Khan won the IBF belt to become a unified champion in 2011 with a fifth round KO of Zab Judah in Las Vegas, but he lost the belts controversially in a split decision defeat to Lamont Peterson in his next fight that year in the American’s home city of Washington DC. Peterson, the mandatory challenger, later tested positive for synthetic testosterone, a performance enhancing drug, and was stripped of the WBA belt. Khan also complained the bout was poorly officiated and there were scorecard discrepancies.
Khan’s career seemed to be unravelling when the Briton’s punch resistance (which dogged him from his early days as a professional), betrayed him in his next fight in 2012, shortly before the start of the London 2012 Olympics, when he was knocked out in four rounds by Danny Garcia.
He decided it was time for a new approach and swapped trainer Roach for his fellow American Virgil Hunter.
It was a successful partnership and culminated in Khan landing a megafight against Saul ‘Canelo’ Alvarez in 2016, the biggest fight of his career. Just as Brook did the same that year, Khan jumped up two weight classes to challenge Canelo and was acquitting himself admirably until he was caught by a big shot from the Mexican.
Khan always chased the big fights, but he missed out on facing Floyd Mayweather Jr. and Manny Pacquiao, his training partner while he was with Roach.
There were other big nights against Crawford, the world’s best welterweight, and Brook, his long-time rival, when Khan was found wanting, but he never ducked a challenge.
Away from the ring, Khan maintained a high-profile from the moment he burst onto the boxing scene as a teenager.
During a time of fear of terrorism in the United Kingdom after the 2005 London bombings, Khan handled questions about racial tension impeccably. Even on his professional debut aged 18 and just a few days after the 7/7 London bombings in 2005, there was a bomb scare and evacuation of the indoor venue in Bolton. Over 4 million viewers in the UK saw Khan’s professional debut and he had to develop under the spotlight before his first world title attempt.

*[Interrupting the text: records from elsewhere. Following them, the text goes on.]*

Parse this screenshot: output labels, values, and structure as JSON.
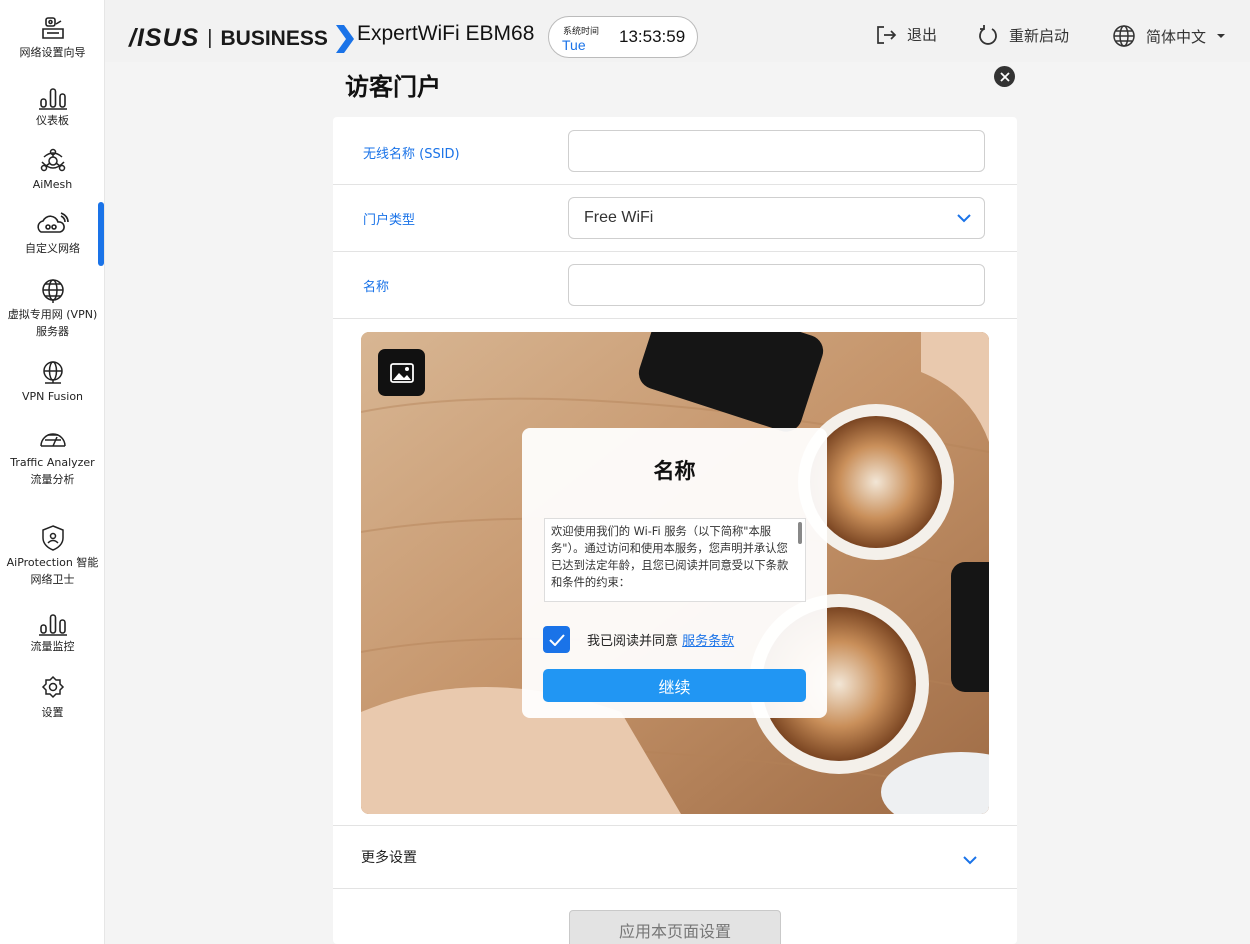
{
  "sidebar": {
    "items": [
      {
        "label": "网络设置向导",
        "icon": "network-wizard-icon"
      },
      {
        "label": "仪表板",
        "icon": "dashboard-icon"
      },
      {
        "label": "AiMesh",
        "icon": "aimesh-icon"
      },
      {
        "label": "自定义网络",
        "icon": "custom-network-icon"
      },
      {
        "label": "虚拟专用网 (VPN) 服务器",
        "icon": "vpn-server-icon"
      },
      {
        "label": "VPN Fusion",
        "icon": "vpn-fusion-icon"
      },
      {
        "label": "Traffic Analyzer 流量分析",
        "icon": "traffic-analyzer-icon"
      },
      {
        "label": "AiProtection 智能网络卫士",
        "icon": "aiprotection-icon"
      },
      {
        "label": "流量监控",
        "icon": "traffic-monitor-icon"
      },
      {
        "label": "设置",
        "icon": "settings-icon"
      }
    ],
    "active": "自定义网络"
  },
  "header": {
    "logo_brand": "/ISUS",
    "logo_separator": "|",
    "logo_business": "BUSINESS",
    "model": "ExpertWiFi EBM68",
    "clock_label": "系统时间",
    "clock_day": "Tue",
    "clock_time": "13:53:59",
    "logout_label": "退出",
    "reboot_label": "重新启动",
    "language_label": "简体中文"
  },
  "panel": {
    "title": "访客门户",
    "ssid_label": "无线名称 (SSID)",
    "ssid_value": "",
    "portal_type_label": "门户类型",
    "portal_type_value": "Free WiFi",
    "name_label": "名称",
    "name_value": "",
    "more_settings": "更多设置",
    "apply_label": "应用本页面设置"
  },
  "preview": {
    "title": "名称",
    "terms_text": "欢迎使用我们的 Wi-Fi 服务（以下简称\"本服务\"）。通过访问和使用本服务，您声明并承认您已达到法定年龄，且您已阅读并同意受以下条款和条件的约束：",
    "agree_text": "我已阅读并同意",
    "agree_link": "服务条款",
    "continue_label": "继续",
    "checked": true
  },
  "colors": {
    "accent": "#1a73e8",
    "button": "#2196f3"
  }
}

In 2010, Khan needed armed guards to protect him on a visit to Pakistan, where both of his parents were from. Khan, then 24, visited Pakistan to help aid workers in the flood disaster area and raise money for victims. He was accompanied by an armed convoy due to the threat of kidnap or terrorists when he visited the areas hit by floods.

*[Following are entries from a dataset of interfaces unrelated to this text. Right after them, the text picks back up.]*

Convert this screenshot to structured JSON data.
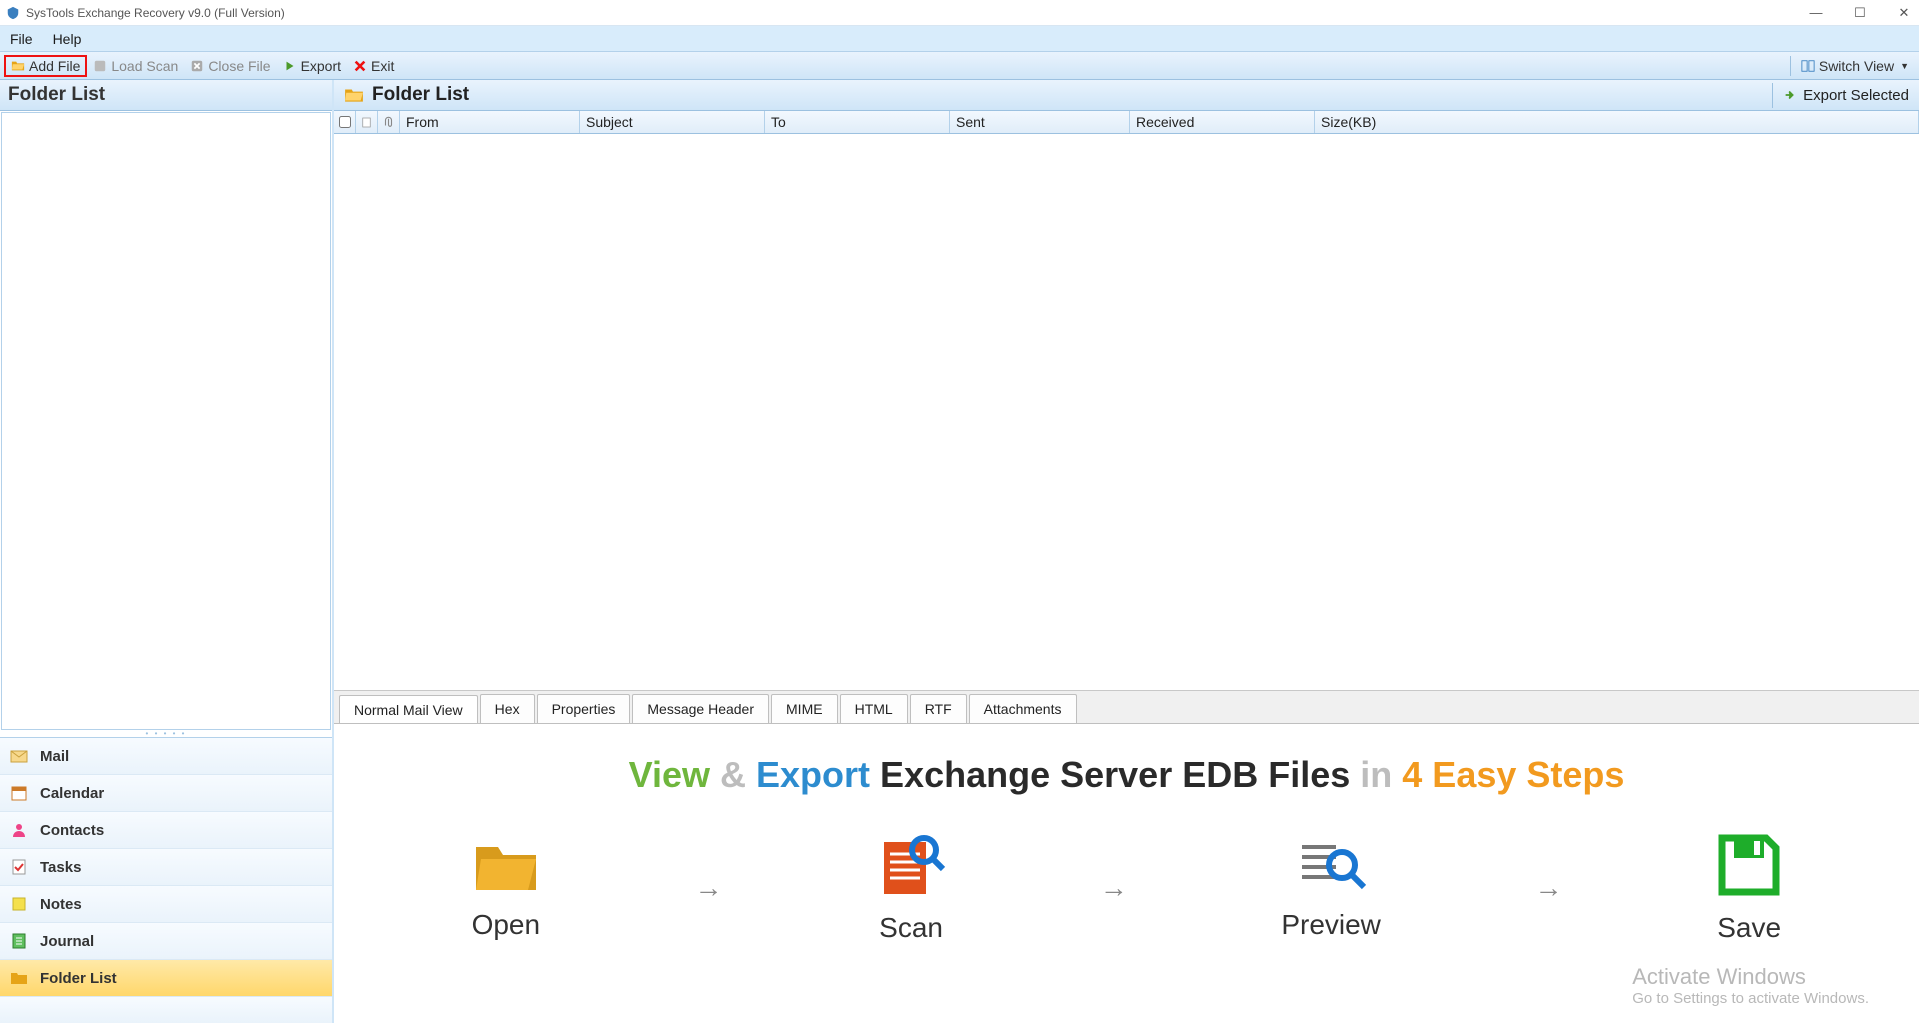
{
  "title": "SysTools Exchange Recovery v9.0 (Full Version)",
  "menu": {
    "file": "File",
    "help": "Help"
  },
  "toolbar": {
    "add_file": "Add File",
    "load_scan": "Load Scan",
    "close_file": "Close File",
    "export": "Export",
    "exit": "Exit",
    "switch_view": "Switch View"
  },
  "left": {
    "header": "Folder List",
    "nav": [
      "Mail",
      "Calendar",
      "Contacts",
      "Tasks",
      "Notes",
      "Journal",
      "Folder List"
    ]
  },
  "right": {
    "header": "Folder List",
    "export_selected": "Export Selected",
    "columns": {
      "from": "From",
      "subject": "Subject",
      "to": "To",
      "sent": "Sent",
      "received": "Received",
      "size": "Size(KB)"
    },
    "tabs": [
      "Normal Mail View",
      "Hex",
      "Properties",
      "Message Header",
      "MIME",
      "HTML",
      "RTF",
      "Attachments"
    ]
  },
  "preview": {
    "headline": {
      "view": "View",
      "amp": "&",
      "export": "Export",
      "mid": "Exchange Server EDB Files",
      "in": "in",
      "easy": "4 Easy Steps"
    },
    "steps": [
      "Open",
      "Scan",
      "Preview",
      "Save"
    ]
  },
  "watermark": {
    "line1": "Activate Windows",
    "line2": "Go to Settings to activate Windows."
  }
}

Khan also made appearances on reality television shows in the UK, which helped make him one of the UK’s most well-known boxers in the last 20 years and grow the sport’s popularity beyond the hardcore.
He will now devote more time to his admirable work with charities while also remaining in boxing through management and promotion, after deciding to retire less than a week after Brook.